## Instructions for the task
For this exercise, write out only the lines of the entries below from the one with "Serialize everything readable" up to and including the one with "Extract the structured", exactly as they are. Pictures stay out.

****************

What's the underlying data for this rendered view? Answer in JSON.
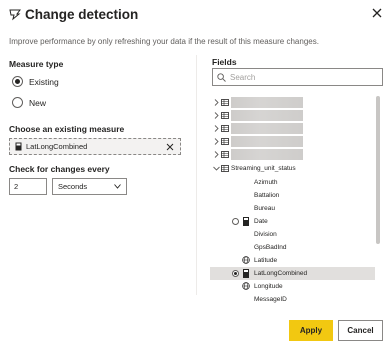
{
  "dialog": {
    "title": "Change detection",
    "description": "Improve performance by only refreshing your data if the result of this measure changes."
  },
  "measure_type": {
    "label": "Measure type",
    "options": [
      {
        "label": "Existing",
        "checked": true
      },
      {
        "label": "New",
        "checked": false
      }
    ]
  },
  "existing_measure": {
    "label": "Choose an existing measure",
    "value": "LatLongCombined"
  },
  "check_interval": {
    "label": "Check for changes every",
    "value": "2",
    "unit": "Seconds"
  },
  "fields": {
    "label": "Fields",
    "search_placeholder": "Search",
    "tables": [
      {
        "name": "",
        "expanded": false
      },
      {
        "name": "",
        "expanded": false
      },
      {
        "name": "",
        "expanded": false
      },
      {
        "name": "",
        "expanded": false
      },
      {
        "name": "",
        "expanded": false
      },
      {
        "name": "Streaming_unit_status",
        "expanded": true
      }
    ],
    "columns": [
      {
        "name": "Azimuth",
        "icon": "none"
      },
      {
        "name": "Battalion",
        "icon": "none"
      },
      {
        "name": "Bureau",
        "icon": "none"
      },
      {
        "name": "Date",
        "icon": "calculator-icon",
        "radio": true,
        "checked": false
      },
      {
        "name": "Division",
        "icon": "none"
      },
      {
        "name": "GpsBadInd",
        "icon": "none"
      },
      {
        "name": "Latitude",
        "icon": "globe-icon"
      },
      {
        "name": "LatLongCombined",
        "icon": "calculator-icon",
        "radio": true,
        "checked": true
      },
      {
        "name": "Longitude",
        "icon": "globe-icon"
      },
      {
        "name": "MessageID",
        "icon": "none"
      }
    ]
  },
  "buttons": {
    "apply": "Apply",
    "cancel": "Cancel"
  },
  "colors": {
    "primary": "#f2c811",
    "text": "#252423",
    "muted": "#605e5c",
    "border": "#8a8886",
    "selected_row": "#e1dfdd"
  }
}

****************

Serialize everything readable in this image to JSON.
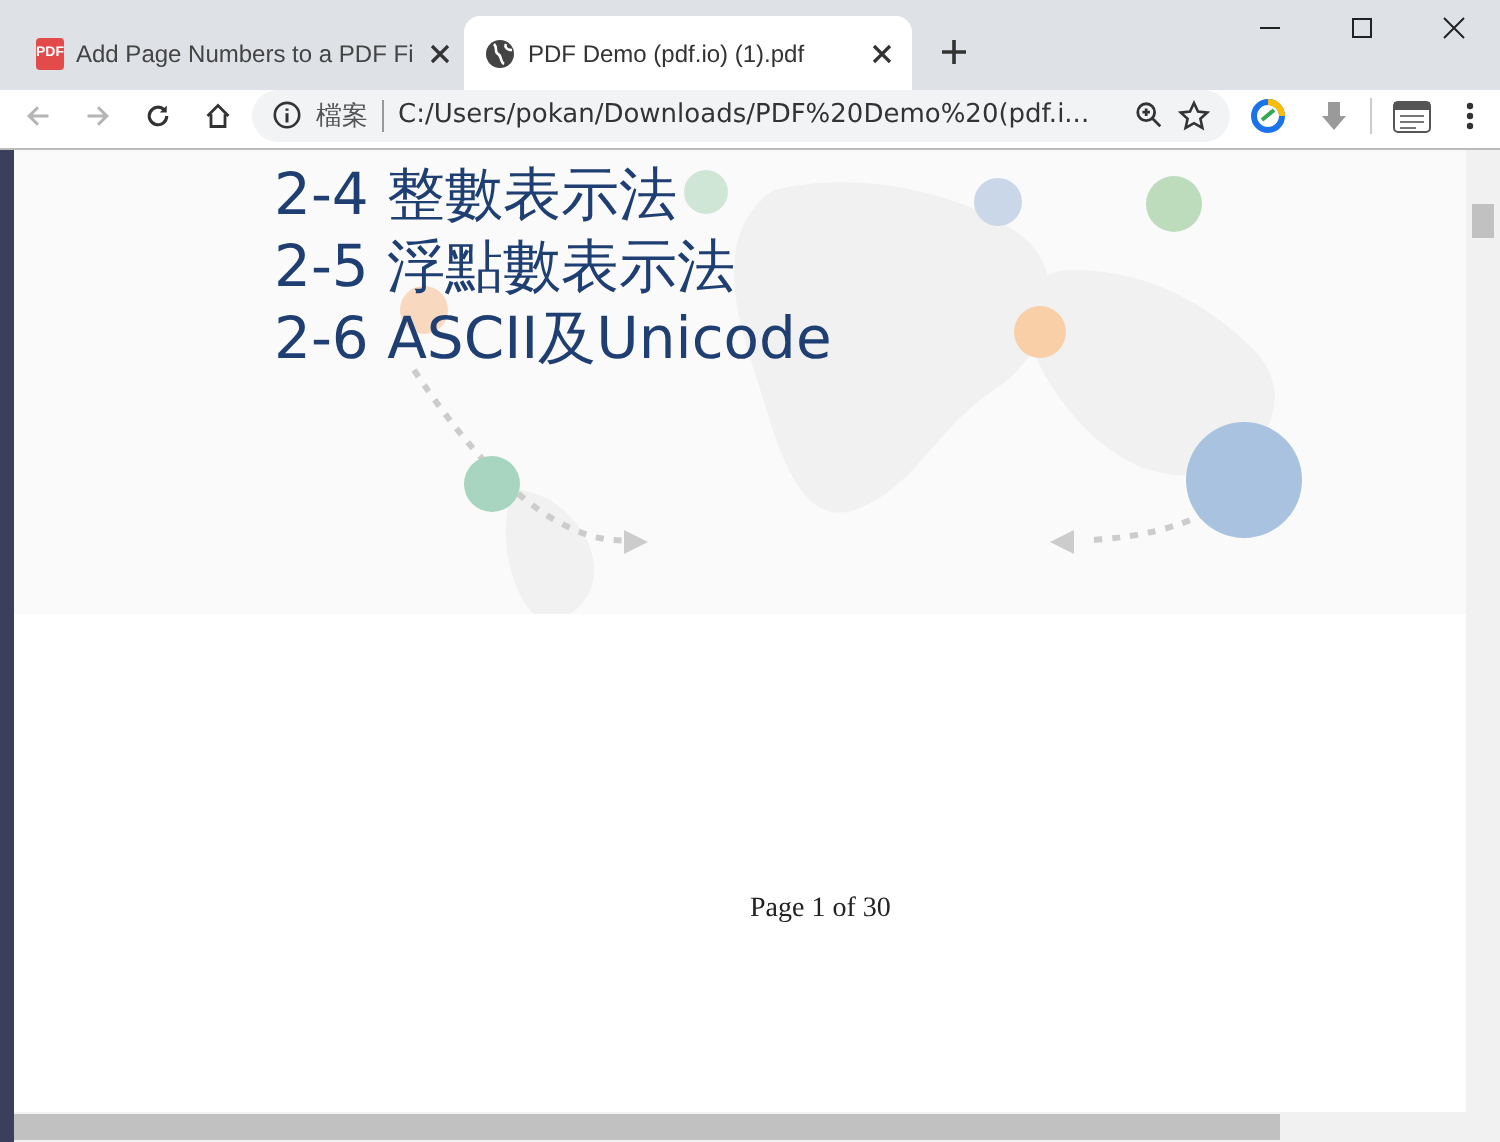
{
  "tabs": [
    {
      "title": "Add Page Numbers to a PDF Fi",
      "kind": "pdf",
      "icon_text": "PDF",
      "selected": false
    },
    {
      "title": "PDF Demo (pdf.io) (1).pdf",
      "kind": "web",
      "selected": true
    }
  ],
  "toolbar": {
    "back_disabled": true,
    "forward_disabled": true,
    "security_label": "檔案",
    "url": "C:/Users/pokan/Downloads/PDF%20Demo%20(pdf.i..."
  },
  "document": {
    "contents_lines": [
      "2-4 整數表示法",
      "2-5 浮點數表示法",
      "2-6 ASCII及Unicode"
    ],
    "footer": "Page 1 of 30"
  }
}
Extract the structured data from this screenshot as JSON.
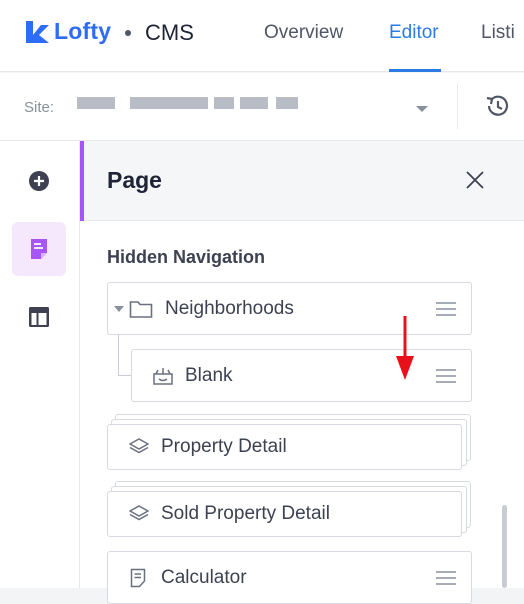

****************

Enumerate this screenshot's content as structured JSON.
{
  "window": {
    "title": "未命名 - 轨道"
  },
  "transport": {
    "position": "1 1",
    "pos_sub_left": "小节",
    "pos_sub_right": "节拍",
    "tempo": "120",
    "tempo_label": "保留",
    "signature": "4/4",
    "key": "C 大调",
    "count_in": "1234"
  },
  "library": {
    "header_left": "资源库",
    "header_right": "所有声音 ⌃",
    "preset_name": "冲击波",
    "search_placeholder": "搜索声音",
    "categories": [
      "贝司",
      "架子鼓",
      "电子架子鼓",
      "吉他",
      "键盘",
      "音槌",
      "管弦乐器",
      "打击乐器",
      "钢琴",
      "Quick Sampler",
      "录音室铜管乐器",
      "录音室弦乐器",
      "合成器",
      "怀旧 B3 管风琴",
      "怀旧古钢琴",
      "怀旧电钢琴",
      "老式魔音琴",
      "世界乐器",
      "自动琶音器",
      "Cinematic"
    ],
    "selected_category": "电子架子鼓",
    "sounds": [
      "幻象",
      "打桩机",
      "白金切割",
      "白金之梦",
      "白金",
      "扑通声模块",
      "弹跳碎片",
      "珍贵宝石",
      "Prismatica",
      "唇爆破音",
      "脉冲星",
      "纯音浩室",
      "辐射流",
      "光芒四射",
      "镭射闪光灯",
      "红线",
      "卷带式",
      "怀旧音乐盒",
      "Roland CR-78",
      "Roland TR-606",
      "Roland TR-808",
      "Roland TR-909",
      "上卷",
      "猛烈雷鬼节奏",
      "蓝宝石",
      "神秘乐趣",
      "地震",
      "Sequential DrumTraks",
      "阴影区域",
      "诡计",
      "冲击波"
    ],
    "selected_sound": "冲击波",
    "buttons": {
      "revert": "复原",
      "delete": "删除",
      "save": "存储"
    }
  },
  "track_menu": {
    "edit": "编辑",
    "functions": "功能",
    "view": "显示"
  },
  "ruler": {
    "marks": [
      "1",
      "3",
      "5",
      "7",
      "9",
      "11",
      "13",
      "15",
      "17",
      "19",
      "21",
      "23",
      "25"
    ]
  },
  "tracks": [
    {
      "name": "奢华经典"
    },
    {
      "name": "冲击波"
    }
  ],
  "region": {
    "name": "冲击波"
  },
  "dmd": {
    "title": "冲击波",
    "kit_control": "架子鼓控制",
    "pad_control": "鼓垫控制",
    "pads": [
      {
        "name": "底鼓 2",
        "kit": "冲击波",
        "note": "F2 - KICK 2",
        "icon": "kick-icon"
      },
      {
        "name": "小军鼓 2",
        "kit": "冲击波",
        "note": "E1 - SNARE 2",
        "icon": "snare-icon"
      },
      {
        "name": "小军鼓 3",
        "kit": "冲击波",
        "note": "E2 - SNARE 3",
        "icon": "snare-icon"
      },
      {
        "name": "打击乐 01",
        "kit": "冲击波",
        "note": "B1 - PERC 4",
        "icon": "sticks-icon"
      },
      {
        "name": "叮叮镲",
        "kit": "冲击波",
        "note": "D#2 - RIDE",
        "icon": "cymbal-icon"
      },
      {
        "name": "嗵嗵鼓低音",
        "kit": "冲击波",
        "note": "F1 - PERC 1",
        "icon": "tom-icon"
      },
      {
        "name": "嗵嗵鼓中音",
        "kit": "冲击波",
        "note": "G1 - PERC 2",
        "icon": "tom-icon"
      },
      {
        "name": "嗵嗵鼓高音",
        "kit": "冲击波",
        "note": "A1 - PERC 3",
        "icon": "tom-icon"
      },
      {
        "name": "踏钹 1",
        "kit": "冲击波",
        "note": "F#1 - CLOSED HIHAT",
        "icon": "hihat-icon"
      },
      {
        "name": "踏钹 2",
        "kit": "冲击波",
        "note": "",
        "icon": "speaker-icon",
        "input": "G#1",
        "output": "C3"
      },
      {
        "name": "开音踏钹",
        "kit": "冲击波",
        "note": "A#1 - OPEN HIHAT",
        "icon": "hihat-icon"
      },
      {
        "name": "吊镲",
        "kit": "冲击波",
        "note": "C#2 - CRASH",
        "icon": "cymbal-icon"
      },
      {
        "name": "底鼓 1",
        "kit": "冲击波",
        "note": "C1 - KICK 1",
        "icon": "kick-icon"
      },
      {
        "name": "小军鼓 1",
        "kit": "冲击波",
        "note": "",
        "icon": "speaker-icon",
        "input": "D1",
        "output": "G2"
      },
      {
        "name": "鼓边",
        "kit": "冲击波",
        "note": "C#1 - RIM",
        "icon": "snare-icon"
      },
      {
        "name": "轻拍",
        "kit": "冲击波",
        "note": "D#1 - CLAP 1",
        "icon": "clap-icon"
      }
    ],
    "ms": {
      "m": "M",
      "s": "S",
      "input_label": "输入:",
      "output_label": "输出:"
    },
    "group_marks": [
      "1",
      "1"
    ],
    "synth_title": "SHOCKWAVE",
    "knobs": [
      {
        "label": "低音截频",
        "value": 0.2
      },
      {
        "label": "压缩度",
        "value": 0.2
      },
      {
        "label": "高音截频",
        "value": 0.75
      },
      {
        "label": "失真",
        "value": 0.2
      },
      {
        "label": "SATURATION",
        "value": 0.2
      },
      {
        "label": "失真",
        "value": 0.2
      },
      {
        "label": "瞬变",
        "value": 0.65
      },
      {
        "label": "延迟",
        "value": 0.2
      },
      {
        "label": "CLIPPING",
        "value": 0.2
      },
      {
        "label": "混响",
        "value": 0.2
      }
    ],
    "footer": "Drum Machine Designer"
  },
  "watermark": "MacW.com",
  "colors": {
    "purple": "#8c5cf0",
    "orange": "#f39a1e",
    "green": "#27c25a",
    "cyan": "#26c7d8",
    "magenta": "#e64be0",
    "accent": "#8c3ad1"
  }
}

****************

## Your solution
Serialize everything readable in this image to JSON.
{
  "tabs": [
    {
      "title": "Add Page Numbers to a PDF Fi",
      "kind": "pdf",
      "icon_text": "PDF",
      "selected": false
    },
    {
      "title": "PDF Demo (pdf.io) (1).pdf",
      "kind": "web",
      "selected": true
    }
  ],
  "toolbar": {
    "back_disabled": true,
    "forward_disabled": true,
    "security_label": "檔案",
    "url": "C:/Users/pokan/Downloads/PDF%20Demo%20(pdf.i..."
  },
  "document": {
    "contents_lines": [
      "2-4 整數表示法",
      "2-5 浮點數表示法",
      "2-6 ASCII及Unicode"
    ],
    "footer": "Page 1 of 30"
  }
}
Extract the structured data from this screenshot as JSON.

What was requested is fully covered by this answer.